● **Exercise input**
************

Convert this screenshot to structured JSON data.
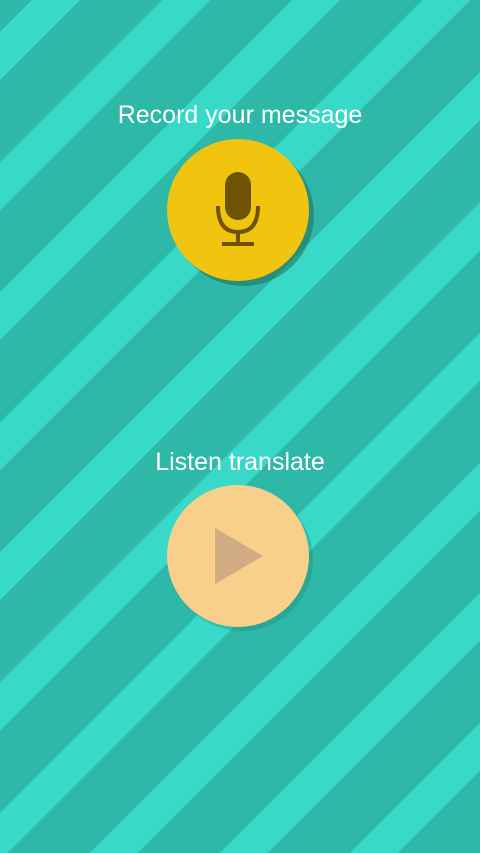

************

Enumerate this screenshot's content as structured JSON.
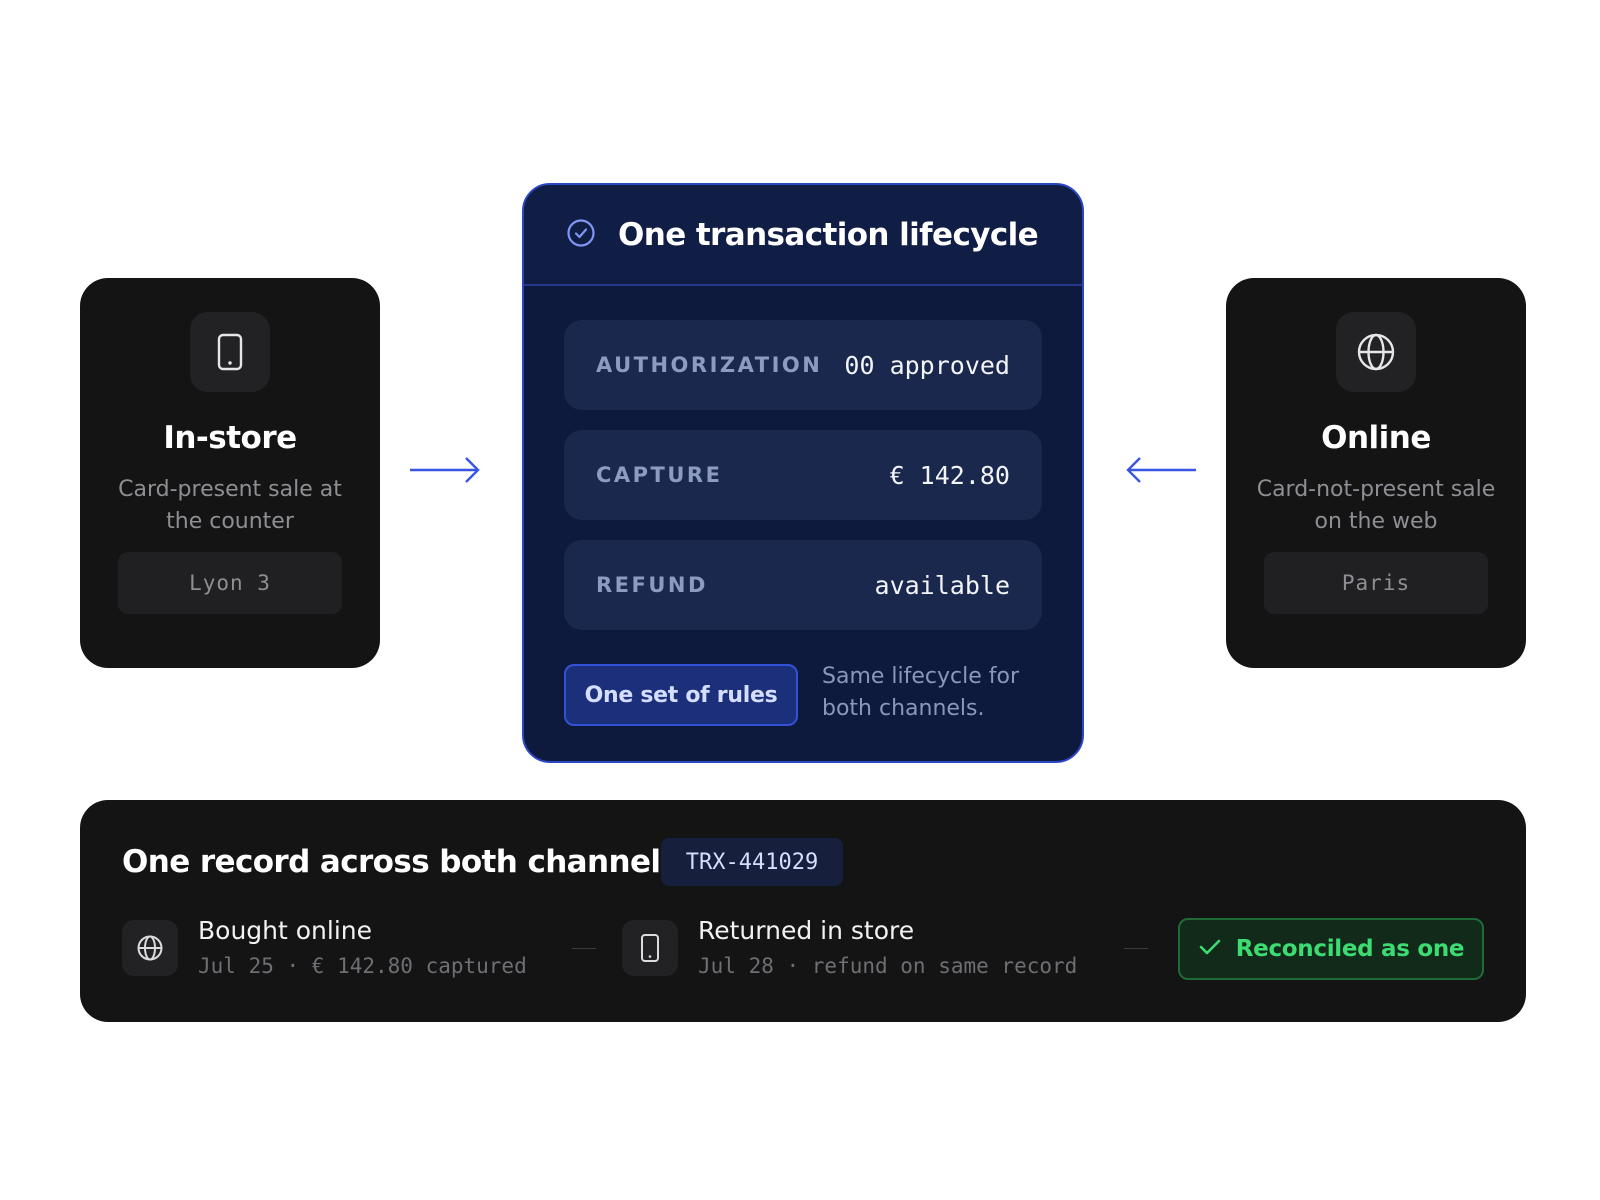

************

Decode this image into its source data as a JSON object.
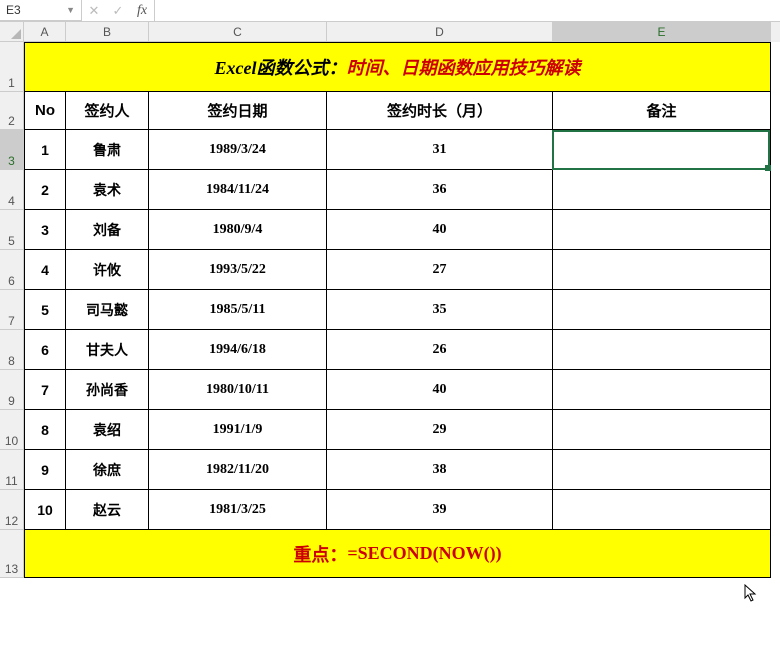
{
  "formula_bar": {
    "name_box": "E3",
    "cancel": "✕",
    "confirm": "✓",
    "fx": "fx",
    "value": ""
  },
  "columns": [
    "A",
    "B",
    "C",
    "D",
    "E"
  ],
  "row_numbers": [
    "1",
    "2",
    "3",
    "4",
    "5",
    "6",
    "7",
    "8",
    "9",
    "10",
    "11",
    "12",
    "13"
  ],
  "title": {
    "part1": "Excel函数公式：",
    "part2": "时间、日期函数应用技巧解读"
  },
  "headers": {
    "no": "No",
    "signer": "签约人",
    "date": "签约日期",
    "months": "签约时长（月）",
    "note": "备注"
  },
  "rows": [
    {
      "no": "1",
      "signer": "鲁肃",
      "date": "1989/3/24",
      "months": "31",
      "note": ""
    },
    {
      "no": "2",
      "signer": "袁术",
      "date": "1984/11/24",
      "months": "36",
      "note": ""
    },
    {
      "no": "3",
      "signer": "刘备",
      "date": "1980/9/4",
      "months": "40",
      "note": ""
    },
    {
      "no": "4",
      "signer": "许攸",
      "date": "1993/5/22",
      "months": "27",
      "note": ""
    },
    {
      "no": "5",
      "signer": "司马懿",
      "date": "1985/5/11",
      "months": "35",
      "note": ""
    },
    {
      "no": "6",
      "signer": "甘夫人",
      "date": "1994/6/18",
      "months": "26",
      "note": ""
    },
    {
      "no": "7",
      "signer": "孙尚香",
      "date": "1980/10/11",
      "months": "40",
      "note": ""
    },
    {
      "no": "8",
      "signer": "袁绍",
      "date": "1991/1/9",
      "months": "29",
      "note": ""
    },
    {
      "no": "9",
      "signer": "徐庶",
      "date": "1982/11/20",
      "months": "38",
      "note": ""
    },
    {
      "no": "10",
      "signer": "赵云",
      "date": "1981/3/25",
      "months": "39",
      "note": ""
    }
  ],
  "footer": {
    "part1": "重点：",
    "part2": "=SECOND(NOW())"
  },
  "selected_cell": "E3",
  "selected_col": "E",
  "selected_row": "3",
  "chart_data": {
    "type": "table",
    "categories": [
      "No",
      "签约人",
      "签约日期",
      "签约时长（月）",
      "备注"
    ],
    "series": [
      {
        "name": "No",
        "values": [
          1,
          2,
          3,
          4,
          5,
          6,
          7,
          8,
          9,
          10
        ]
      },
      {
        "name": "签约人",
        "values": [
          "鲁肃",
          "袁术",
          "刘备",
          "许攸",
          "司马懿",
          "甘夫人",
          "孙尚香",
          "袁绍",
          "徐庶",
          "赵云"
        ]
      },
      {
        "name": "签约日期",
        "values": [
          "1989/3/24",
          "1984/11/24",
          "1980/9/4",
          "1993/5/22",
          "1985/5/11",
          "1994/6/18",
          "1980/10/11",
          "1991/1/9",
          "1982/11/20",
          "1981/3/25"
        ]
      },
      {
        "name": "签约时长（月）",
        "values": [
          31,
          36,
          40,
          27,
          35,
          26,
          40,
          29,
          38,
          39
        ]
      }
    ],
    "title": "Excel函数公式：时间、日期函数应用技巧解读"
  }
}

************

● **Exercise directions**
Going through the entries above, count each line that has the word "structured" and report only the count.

● **Result of this exercise**
2